The lies, too: Boris Johnson is simply a more vulgar example of deceit and dishonesty than most of our rulers. The only consistency in his tawdry, always-falling-upwards career is deception: from making up quotes to lying to his former leader about affairs to, most recently, prioritising the airlifting from Afghanistan of cats and dogs over human lives. Whether he himself knows what is a lie and what is the truth is an open question, but ultimately irrelevant: what matters is that no rational human being should ever trust a single utterance issued by a pound-shop Trumpian administration.
There is another lesson about power, too, and that is the revolving door that links the British establishment. Allegra Stratton epitomises it: formerly a journalist at the Guardian, BBC and ITV whose job was to scrutinise the government, she ultimately joined it as a propagandist. She is married to the Spectator’s political editor, James Forsyth, who was best man at the wedding of Rishi Sunak, who himself is a former employer of Stratton. This is a story of incestuous political and media elites.

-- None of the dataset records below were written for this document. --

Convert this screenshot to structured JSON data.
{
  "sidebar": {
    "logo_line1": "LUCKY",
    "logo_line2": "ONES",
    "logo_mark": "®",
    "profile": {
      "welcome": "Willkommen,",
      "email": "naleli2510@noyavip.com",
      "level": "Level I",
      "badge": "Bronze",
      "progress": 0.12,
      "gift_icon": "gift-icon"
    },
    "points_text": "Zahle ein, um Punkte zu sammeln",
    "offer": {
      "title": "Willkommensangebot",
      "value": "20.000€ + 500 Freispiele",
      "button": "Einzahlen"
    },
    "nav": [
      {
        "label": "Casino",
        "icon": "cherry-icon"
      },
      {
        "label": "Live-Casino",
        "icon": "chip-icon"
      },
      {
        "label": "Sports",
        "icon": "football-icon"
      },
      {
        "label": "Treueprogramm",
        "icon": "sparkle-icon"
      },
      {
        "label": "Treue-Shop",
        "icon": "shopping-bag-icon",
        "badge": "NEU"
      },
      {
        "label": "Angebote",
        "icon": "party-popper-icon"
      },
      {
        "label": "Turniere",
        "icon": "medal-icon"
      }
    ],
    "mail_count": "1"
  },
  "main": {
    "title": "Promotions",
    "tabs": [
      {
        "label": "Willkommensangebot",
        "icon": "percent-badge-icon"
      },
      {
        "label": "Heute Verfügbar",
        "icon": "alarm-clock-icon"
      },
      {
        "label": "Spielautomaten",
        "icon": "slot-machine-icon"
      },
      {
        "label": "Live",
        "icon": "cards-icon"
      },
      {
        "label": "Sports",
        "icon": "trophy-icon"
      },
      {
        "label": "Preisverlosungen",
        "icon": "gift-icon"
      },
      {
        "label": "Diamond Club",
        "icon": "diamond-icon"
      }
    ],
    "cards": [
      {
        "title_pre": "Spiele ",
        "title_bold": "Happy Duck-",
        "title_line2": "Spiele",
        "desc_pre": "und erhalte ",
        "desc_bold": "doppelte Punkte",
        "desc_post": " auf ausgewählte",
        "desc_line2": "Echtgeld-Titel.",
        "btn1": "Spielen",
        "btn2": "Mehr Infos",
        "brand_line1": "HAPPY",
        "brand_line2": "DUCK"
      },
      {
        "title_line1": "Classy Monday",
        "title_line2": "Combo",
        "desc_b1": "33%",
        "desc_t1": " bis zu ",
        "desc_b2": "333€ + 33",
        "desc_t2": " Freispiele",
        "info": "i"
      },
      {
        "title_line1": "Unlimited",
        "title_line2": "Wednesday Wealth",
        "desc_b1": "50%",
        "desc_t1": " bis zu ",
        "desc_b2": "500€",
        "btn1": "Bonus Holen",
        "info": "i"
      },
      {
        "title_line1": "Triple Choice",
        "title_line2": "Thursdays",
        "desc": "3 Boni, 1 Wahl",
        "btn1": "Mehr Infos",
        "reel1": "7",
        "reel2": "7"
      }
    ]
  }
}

When Stratton was Newsnight political editor, she humiliated a single mother on national television, seeking to portray her as a benefit “scrounger”, erasing the fact she was in full-time work and was compelled to claim housing benefit; the programme was forced to apologise on air. This is no tangent: it is a story of how too much of a media ecosystem profoundly entangled in government fails to hold the powerful to account, while encouraging us to be angry at the powerless and the vulnerable. No wonder they are, like Stratton in that leaked video, laughing at the rules that bind the rest of us.
Indeed, note how the Sun newspaper today fails to splash on the biggest political scandal of the year. This rag’s deputy editor is none other than James Slack – a revolving door veteran who was the prime minister’s official spokesman at the very time the Christmas party took place.
A single episode can act like a flare, lighting up the true nature of power in ways that only those who deliberately close their eyes can ignore. So yes, Boris Johnson must go, and indeed much of the Tory party are themselves coming to this conclusion, perhaps in favour of Stratton’s former employer. But that is not enough. The ugly truth about our ruling establishment is right there before us. And the consequences must go far further than our deceitful, corrupt prime minister.
Owen Jones is a Guardian columnist